  • Injury to the top layer of skin, or the epidermis, is called a superficial burn. This was formerly called a first-degree burn.
  • Injury to the second layer of skin, or the dermis, is called a partial thickness injury or dermal injury. This was formerly called a second-degree burn.
  • Injury to the third layer of skin, or subcutaneous tissue, is referred to as a full thickness injury. This was formerly called a third-degree burn.

Hydrochloric acid and sodium hydroxide are, respectively, common examples of acid and alkali corrosives.

Irritants affect the skin and mucous membranes by causing inflammation. Irritants work in the same way as corrosives but produce less acute effects. Common irritants to the skin include liquids such as oils, lubricants and solvents. These cause reddening, dryness and cracking of the skin on contact.

Skin sensitisers usually affect the hands and forearms, as these are the parts of the body that are most likely to be exposed to these substances. The sensitisation can also spread to other parts of the body. Common chemical skin sensitisers include chromium in cements, some textile dyes and pigments and isocyanates and epoxy resins in paints and varnishes.

Irritant contact dermatitis The most common form of occupational dermatitis is irritant contact dermatitis. This is caused when a specific irritant in a high enough concentration comes into contact with the skin for a sufficiently long time to damage the skin cells. If a mild irritant is in contact with the skin it will wash away the stratum corneum lipids and prevent the skin’s natural barrier from protecting and regenerating. If the exposure takes place over time the lipids will fail to regenerate and, as a consequence, dermatitis will often occur in the area of exposure on the skin. This type of dermatitis, which occurs over time, is sometimes referred to as chronic irritant contact dermatitis.

Through the digestive system

The digestive system is a group of organs working together to convert food into energy and basic nutrients to feed the entire body. It is primarily made up of the mouth, oesophagus, stomach, small intestines and large intestines.   

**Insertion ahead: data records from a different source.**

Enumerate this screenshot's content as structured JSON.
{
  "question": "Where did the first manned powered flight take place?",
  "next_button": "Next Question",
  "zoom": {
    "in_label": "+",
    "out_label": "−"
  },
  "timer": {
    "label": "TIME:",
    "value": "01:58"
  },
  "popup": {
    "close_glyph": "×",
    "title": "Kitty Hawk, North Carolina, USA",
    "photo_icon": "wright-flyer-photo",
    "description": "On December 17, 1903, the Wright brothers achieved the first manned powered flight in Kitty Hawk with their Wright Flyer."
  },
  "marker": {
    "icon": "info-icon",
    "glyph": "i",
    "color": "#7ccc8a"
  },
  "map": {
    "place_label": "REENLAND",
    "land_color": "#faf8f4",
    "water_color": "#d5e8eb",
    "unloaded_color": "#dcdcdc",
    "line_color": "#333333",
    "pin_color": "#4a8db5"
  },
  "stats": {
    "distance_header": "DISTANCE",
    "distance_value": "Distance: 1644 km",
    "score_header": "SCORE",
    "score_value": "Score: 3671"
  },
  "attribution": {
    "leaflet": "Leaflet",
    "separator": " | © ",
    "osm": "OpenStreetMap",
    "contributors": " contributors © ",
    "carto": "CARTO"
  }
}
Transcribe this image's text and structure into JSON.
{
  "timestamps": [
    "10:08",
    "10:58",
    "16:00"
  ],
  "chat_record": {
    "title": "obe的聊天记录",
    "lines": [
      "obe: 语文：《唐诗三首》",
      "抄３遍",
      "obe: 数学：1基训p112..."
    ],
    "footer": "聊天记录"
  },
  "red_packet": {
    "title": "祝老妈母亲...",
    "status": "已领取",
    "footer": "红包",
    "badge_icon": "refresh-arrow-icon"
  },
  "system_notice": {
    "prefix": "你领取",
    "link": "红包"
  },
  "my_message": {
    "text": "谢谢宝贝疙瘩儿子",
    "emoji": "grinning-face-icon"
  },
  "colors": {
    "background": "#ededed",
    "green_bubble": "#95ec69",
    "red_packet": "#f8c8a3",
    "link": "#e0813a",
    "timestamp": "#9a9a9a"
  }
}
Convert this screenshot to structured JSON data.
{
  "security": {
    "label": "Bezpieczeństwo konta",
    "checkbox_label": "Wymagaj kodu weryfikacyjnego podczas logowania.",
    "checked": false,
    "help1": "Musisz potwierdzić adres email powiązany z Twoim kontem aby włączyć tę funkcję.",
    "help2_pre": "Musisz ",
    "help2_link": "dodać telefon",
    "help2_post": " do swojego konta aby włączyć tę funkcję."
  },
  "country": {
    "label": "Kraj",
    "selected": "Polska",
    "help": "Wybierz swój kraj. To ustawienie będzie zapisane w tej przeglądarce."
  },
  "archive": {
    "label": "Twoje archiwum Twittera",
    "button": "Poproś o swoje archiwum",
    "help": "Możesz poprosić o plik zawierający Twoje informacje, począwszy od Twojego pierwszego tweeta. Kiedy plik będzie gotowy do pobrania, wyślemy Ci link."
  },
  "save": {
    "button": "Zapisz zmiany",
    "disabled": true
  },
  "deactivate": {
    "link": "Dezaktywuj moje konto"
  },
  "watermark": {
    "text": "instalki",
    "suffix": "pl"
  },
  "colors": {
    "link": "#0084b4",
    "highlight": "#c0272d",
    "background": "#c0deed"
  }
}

The oesophagus is a muscular tube connecting the mouth to the stomach. It is around 25 cm long in adults. When food is swallowed, the walls of the oesophagus contract to move the food down to the stomach.  The stomach breaks down much of the food chemically and mechanically, using powerful stomach acids and stomach muscle movement. The food is then transferred into the small intestine.

Effects of absorption of chemicals through the digestive system or by direct contact

Chemicals that are ingested often affect the throat or stomach lining first and, if absorbed, then affect the liver. The chemicals can either be broken down or transported to other parts of the body where they can accumulate. As with inhalation, chemicals can also react more directly with linings of the mouth, throat, stomach or bowel. Corrosives and irritants have an acute effect on the digestive system. They react chemically with the linings of the oesophagus and stomach and either inflame the tissues (in the case of irritants) or destroy them (corrosives). Corrosives can also cause ulcerations to occur in the stomach.

Other chemicals that are ingested have more chronic effects. Toxins, carcinogens and mutagens may be absorbed through the intestines and are transported to other organs via the circulatory system. Accumulation of these chemicals can either poison the organs or potentially cause the uncontrolled growth of abnormal cells or change of normal cells.